Under the conditions of the study, the test substance was found to have limited absorption (ca. 10%), negligible distribution (no bioaccumulation), and majorly excreted majorly via faeces (87-98%) following oral administration. However, following i.v. administration, it was found to be widely distributed (30-35%) in tissues and excreted both via faeces (40-55%) and urine (20-30%). Four major metabolites were identified, formed via oxidation of the alkyl chain  Repeated dosing did not alter the uptake, distribution or metabolism of test substance.
Executive summary:

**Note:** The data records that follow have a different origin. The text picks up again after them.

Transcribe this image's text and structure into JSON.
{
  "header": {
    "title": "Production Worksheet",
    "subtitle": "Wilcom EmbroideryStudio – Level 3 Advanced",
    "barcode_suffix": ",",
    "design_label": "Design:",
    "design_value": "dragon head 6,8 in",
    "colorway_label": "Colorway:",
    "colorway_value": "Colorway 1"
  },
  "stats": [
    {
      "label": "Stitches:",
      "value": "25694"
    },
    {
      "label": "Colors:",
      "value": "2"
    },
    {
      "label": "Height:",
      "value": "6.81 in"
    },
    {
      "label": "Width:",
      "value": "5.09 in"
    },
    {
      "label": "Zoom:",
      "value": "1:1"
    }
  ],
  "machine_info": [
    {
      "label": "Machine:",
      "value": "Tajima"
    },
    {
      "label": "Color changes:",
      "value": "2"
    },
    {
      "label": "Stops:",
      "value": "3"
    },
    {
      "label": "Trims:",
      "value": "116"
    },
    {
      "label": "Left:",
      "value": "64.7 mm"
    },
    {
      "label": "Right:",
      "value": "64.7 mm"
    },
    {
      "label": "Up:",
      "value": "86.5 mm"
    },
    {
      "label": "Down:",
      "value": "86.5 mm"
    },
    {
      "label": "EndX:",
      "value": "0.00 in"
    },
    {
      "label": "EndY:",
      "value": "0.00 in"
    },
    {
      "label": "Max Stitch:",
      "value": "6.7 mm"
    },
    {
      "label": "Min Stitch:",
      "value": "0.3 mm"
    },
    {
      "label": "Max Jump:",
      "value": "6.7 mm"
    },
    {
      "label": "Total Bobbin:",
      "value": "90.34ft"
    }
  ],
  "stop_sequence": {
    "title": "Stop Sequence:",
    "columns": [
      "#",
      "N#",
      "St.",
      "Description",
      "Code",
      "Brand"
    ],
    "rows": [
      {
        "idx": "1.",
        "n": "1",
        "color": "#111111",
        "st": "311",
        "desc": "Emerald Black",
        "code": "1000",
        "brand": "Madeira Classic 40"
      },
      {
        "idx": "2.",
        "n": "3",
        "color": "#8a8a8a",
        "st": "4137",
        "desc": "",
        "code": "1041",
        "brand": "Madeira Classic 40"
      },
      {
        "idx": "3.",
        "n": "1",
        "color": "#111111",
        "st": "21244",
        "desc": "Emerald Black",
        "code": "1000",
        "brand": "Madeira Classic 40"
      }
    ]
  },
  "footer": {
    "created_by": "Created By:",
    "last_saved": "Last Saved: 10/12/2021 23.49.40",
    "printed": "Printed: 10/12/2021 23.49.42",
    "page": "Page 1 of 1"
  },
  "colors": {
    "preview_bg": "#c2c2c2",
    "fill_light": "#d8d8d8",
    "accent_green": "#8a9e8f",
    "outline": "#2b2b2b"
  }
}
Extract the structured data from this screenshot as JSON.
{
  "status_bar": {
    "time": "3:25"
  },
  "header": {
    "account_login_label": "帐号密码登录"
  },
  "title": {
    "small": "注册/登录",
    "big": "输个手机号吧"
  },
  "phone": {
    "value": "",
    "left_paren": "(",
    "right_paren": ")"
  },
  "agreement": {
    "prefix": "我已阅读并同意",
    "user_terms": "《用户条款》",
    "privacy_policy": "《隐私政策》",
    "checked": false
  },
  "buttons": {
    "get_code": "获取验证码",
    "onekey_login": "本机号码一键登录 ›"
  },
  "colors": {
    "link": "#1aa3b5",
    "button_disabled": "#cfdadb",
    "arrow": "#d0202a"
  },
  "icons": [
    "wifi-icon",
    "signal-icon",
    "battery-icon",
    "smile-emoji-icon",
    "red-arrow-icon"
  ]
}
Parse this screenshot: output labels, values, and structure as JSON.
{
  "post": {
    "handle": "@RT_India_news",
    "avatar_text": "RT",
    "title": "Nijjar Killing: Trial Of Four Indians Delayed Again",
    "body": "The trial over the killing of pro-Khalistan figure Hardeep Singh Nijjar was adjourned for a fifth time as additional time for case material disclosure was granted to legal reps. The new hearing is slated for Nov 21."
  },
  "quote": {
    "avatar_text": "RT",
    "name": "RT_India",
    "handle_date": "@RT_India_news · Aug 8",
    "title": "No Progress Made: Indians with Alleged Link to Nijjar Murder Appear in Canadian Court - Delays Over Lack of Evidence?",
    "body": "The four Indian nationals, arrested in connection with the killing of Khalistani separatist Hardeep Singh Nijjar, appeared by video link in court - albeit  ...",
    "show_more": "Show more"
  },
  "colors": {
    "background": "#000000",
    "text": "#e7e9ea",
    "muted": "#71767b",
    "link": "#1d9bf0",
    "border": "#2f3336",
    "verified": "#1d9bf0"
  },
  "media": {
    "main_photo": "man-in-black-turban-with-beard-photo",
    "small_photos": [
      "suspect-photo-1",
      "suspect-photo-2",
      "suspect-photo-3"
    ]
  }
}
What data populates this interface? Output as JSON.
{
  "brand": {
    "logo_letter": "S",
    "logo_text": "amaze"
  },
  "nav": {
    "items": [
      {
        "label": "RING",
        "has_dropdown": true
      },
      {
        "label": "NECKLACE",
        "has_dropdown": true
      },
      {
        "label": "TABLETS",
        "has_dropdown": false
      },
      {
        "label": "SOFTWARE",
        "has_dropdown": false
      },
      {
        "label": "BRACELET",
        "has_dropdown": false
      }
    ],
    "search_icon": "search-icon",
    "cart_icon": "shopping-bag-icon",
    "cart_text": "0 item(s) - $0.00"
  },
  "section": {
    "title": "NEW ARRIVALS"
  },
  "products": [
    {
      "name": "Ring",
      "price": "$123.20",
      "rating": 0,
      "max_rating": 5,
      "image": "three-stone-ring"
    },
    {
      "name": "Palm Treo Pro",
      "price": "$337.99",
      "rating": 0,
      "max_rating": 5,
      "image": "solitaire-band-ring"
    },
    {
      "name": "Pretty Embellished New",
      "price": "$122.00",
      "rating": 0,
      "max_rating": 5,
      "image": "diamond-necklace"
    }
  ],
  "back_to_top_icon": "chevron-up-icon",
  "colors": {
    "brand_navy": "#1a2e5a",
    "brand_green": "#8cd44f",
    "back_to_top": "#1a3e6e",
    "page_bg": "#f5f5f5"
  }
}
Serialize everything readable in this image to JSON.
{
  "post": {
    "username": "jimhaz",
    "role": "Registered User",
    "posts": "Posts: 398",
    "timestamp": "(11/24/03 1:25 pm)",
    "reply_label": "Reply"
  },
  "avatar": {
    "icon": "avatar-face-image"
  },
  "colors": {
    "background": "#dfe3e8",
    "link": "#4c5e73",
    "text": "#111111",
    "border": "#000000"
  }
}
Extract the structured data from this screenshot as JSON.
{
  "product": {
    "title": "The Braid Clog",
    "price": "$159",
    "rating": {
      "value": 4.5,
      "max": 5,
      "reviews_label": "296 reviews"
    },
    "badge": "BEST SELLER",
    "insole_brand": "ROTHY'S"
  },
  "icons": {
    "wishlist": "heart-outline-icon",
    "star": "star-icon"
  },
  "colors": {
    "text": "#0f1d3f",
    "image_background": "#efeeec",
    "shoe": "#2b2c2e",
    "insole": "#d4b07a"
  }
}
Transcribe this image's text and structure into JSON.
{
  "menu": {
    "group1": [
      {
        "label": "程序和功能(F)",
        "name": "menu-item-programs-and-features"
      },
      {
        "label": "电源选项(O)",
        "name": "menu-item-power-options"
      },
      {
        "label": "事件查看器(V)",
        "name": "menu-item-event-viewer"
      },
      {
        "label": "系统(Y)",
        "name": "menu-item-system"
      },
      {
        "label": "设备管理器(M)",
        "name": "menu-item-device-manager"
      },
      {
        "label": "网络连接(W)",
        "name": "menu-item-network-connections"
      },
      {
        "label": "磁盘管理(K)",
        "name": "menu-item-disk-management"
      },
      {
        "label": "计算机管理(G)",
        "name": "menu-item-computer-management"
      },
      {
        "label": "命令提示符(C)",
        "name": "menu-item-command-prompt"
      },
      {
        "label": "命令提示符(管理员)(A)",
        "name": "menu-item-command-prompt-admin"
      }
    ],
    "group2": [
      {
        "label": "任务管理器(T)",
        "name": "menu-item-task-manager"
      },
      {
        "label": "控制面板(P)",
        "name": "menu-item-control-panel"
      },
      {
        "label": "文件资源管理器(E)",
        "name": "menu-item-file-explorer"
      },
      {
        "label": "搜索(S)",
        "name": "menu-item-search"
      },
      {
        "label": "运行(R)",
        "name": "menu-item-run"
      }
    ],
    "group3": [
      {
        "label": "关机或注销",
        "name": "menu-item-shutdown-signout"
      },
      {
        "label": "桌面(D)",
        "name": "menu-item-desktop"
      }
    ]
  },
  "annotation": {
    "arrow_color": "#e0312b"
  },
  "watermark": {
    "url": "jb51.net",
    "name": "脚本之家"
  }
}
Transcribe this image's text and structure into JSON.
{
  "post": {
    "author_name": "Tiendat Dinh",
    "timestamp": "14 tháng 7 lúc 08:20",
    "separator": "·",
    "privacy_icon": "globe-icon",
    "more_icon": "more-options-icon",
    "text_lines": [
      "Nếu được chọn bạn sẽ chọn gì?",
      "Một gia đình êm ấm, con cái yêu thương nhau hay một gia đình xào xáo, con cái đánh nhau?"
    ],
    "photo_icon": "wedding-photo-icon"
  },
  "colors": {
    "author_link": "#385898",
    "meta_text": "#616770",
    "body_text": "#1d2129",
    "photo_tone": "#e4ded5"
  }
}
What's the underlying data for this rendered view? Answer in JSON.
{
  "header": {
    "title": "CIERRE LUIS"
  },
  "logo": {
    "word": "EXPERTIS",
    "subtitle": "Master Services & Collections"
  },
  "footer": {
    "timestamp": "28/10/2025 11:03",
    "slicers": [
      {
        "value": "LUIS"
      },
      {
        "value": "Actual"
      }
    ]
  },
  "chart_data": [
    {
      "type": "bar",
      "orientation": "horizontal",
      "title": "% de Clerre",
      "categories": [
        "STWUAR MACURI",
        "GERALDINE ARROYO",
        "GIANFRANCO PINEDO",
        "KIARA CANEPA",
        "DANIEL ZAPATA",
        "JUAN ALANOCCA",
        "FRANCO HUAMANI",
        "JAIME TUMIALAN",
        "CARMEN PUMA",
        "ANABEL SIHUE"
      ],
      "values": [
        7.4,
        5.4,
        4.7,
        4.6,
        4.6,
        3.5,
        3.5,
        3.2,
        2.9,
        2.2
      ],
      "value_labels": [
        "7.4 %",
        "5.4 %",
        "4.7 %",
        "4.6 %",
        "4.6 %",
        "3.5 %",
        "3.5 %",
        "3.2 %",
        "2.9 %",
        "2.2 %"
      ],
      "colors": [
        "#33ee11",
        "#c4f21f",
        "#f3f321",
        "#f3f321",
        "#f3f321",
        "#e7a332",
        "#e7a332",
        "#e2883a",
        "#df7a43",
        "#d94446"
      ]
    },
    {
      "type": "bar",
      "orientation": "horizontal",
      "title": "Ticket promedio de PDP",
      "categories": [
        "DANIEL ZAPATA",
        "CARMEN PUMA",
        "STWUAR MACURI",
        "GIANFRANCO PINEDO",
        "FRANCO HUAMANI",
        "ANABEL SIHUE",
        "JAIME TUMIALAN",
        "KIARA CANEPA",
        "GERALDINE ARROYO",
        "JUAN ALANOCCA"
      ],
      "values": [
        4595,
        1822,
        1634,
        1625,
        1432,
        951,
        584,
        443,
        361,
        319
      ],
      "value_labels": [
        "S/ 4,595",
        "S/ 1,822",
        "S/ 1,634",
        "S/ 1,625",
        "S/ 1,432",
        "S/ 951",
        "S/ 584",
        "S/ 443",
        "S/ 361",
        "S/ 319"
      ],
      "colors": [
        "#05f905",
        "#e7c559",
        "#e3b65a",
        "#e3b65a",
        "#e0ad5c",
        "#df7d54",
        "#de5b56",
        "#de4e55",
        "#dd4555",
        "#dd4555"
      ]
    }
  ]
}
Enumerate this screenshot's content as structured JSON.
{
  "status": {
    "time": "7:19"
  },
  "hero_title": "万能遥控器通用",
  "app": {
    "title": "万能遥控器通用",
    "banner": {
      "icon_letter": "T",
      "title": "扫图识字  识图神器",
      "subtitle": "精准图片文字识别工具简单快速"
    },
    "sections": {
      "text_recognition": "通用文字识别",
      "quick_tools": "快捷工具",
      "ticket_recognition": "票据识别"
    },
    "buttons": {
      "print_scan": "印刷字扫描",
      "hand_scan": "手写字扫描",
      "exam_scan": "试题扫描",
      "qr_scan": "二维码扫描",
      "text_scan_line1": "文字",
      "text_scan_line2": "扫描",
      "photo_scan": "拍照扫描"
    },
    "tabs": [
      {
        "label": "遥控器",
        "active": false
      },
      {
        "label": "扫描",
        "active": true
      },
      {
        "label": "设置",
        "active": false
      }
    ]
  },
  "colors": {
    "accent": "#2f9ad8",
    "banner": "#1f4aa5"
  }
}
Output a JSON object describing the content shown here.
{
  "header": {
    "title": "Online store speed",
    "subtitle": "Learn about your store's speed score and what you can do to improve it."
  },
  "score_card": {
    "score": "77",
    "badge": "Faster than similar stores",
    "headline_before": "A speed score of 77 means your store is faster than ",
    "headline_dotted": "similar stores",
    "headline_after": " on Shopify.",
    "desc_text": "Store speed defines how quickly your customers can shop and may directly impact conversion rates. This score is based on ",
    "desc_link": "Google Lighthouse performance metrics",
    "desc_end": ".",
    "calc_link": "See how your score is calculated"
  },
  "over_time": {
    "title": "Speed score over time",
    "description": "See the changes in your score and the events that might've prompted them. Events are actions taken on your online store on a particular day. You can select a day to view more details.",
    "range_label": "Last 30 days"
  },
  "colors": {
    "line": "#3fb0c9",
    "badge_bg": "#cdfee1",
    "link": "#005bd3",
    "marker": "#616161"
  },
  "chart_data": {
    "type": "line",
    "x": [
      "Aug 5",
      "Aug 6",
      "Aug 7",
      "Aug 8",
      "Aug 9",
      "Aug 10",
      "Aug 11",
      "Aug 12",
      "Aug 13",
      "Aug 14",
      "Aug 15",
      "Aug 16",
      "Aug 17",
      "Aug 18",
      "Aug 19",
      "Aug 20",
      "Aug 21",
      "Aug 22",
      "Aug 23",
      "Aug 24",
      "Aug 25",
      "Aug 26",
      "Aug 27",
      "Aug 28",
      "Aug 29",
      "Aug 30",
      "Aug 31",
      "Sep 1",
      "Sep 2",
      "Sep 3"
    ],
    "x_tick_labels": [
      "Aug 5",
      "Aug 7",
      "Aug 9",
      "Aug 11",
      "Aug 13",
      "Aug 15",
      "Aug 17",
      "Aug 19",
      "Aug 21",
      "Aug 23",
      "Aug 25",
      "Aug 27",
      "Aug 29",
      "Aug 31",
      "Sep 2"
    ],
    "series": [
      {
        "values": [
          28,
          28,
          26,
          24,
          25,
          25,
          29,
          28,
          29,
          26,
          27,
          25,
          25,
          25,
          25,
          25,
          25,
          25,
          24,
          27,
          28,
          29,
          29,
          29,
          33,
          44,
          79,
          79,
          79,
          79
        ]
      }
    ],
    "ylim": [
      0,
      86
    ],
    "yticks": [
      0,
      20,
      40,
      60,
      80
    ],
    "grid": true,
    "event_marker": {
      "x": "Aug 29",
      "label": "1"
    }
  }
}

A study was conducted to determine the basic toxicokinetics of the radiolabelled test substance, C12-16 ADBAC (30% active in water; 99.4% radiolabelled purity), according to EPA OPP 85-1, in compliance with GLP. Sprague-Dawley rats (10 animals per sex per group) were treated with radiolabelled test substance. The study was conducted in four phases: a single low dose (10 mg/kg); a single high dose (50 mg/kg); a 14 d repeated dietary exposure with non-radiolabelled test substance (100 ppm) and single low dose of radiolabelled (14C) test substance (10 mg/kg); and single intravenous dose (10 mg/kg). Following the single doses or the last dietary dose, urine and faeces were collected for 7 d. A preliminary study had indicated that insignificant 14CO2 was generated. Tissues, urine and faeces were collected and analysed for radioactivity and faeces were analysed by TLC, HPLC and MS for metabolites and parent compound. Following oral administration, radiolabelled test substance was rapidly absorbed, although in very limited amounts, consistent with its highly ionic nature. Residual 14C in tissues was negligible after administration by gavage both after single and repeated dosing, indicating low potential for bioaccumulation. After i.v. administration a higher amount of radioactivity (30−35%) was found as residue in the tissues. About 6−8% of orally administered test substance is excreted in the urine whereas, 87−98% was found in the faeces. Since no data on bile duct-cannulated rats are available, it was not possible to conclude if this radioactivity accounts exclusively for unabsorbed test substance or not. However, the i.v. experiment showed that 20−30% was excreted in the urine and 44-55% in the faeces, suggesting that both the kidney and liver are capable of excreting test substance once absorbed and that absorption is higher than the % found in the urine after oral administration. Based on the urinary mean value 3-4% (with a single peak value of 8.3%) and biliary excretion values (3.7-4.6%), as well as on the absence of residues in the carcass, as measured at 168 h, it can be expected that the test substance absorption through the g.i. tract is about 10% (conclusion not included in the study report; as assessed by the Italian Rapporteur Member state in the biocides dossier; ECHA biocides assessment report, 2015). Less than 50% of the orally administered test substance was found to be metabolised to side-chain oxidation products. In view of the limited absorption of the test substance, the four major metabolites identified were expected to be at least partially formed in the gut of rats, apparently by microflora. No significant difference in metabolism between male and female rats or among the dosing regimens was observed. Repeated dosing did not alter the uptake, distribution or metabolism of test substance. Under the conditions of the study, the test substance was found to have limited absorption (ca. 10%; due to its ionic nature), negligible distribution (no bioaccumulation), and majorly excreted majorly via faeces (87-98%) following oral administration. However, following i.v. administration, it was found to be widely distributed (30-35%) in tissues and excreted both via faeces (40-55%) and urine (20-30%). Four major metabolites were identified, formed via oxidation of the alkyl chain (Selim, 1987).